(Collected data entries)
== Segment start ==

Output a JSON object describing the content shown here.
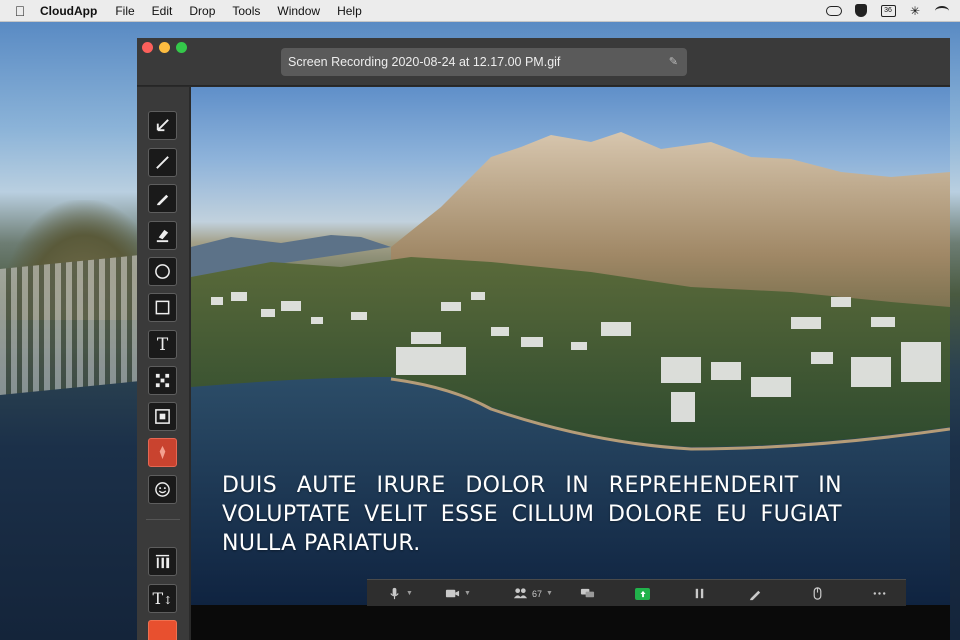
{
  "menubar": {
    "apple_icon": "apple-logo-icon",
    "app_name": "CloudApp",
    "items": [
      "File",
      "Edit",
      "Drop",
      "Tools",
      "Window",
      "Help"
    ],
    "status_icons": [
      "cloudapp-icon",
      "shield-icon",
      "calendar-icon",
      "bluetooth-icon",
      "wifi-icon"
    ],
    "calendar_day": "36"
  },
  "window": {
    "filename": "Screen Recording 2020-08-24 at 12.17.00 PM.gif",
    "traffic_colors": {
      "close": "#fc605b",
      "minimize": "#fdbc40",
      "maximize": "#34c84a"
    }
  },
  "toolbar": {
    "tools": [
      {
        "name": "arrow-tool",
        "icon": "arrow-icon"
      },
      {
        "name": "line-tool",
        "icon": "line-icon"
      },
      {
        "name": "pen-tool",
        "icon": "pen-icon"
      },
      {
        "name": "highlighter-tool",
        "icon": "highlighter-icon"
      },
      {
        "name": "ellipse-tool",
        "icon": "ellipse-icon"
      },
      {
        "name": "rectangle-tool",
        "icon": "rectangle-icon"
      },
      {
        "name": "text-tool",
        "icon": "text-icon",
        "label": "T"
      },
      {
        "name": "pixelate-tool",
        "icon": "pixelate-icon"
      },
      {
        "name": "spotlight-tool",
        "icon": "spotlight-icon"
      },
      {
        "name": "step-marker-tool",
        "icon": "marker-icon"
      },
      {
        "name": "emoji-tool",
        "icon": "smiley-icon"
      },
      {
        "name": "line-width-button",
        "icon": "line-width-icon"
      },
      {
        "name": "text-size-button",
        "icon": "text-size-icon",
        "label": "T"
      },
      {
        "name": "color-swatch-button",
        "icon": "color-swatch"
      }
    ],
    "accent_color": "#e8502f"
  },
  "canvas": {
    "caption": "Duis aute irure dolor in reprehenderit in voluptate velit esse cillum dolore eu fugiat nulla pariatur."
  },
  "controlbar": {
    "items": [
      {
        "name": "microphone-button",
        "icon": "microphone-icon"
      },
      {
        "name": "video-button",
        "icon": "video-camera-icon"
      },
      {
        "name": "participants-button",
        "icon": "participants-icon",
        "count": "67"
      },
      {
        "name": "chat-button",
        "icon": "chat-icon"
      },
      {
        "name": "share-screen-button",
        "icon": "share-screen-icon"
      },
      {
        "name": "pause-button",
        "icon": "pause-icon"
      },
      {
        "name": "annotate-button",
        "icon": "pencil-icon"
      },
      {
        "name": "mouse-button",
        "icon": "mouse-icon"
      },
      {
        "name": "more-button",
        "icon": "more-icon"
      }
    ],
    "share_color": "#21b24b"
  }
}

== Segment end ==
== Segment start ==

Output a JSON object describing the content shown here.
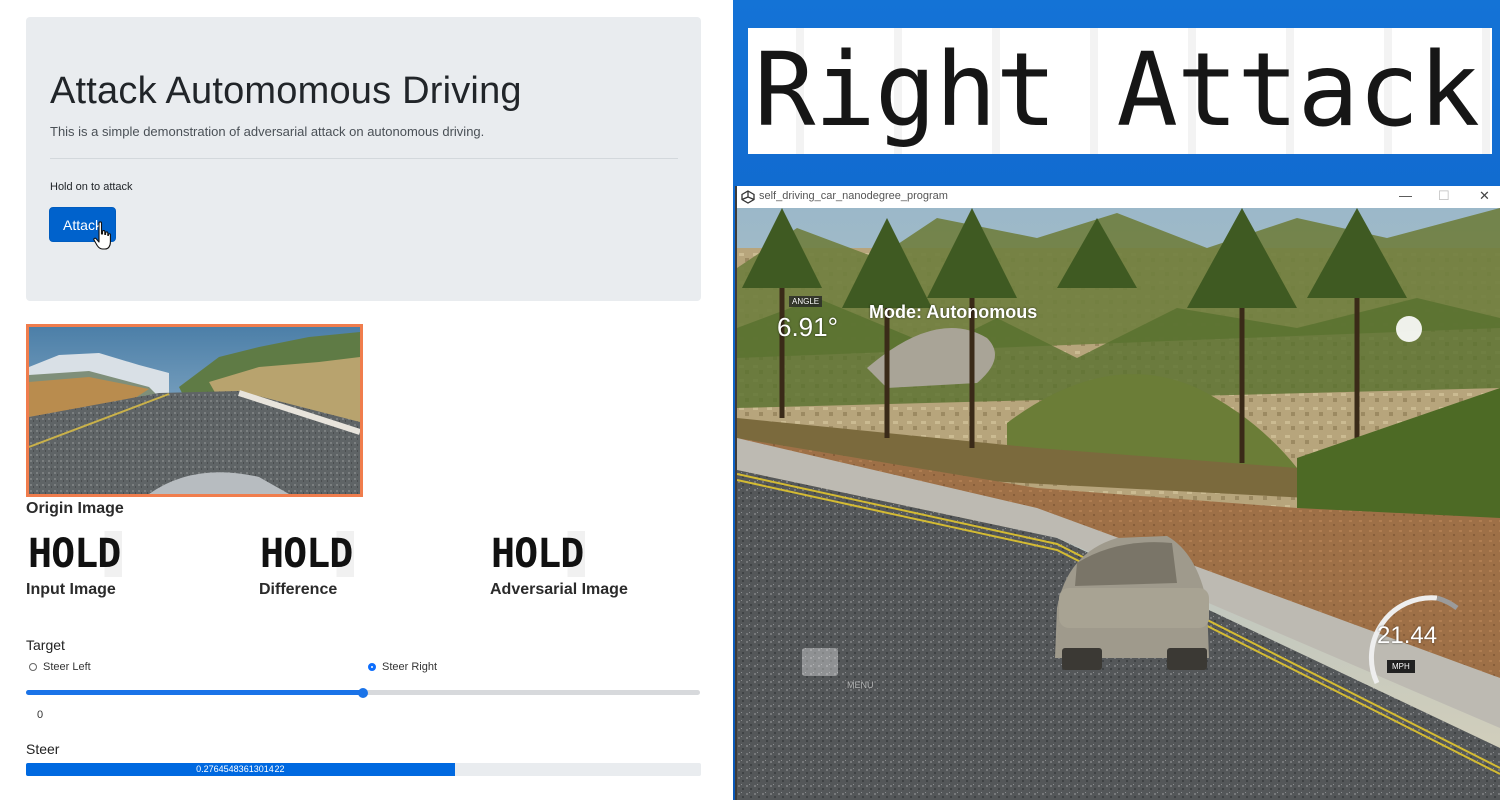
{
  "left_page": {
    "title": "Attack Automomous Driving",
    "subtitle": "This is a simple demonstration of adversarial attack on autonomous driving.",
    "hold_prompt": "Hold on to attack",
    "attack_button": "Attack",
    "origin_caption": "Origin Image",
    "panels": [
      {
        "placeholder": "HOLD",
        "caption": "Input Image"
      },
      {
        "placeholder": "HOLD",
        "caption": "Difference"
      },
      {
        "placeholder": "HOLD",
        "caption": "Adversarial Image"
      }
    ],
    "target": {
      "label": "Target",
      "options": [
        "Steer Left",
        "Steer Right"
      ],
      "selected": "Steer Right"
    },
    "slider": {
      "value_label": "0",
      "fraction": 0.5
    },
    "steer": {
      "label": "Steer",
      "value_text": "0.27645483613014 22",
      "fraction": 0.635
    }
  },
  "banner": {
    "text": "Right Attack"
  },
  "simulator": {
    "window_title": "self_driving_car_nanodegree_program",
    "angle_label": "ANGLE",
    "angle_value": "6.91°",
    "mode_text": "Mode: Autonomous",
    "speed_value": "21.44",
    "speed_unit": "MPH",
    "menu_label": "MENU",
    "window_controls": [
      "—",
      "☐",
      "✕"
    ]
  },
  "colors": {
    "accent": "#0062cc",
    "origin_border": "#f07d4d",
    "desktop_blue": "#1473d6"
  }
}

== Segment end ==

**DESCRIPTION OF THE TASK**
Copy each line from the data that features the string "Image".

**REPLY**
    "origin_caption": "Origin Image",
        "caption": "Input Image"
        "caption": "Adversarial Image"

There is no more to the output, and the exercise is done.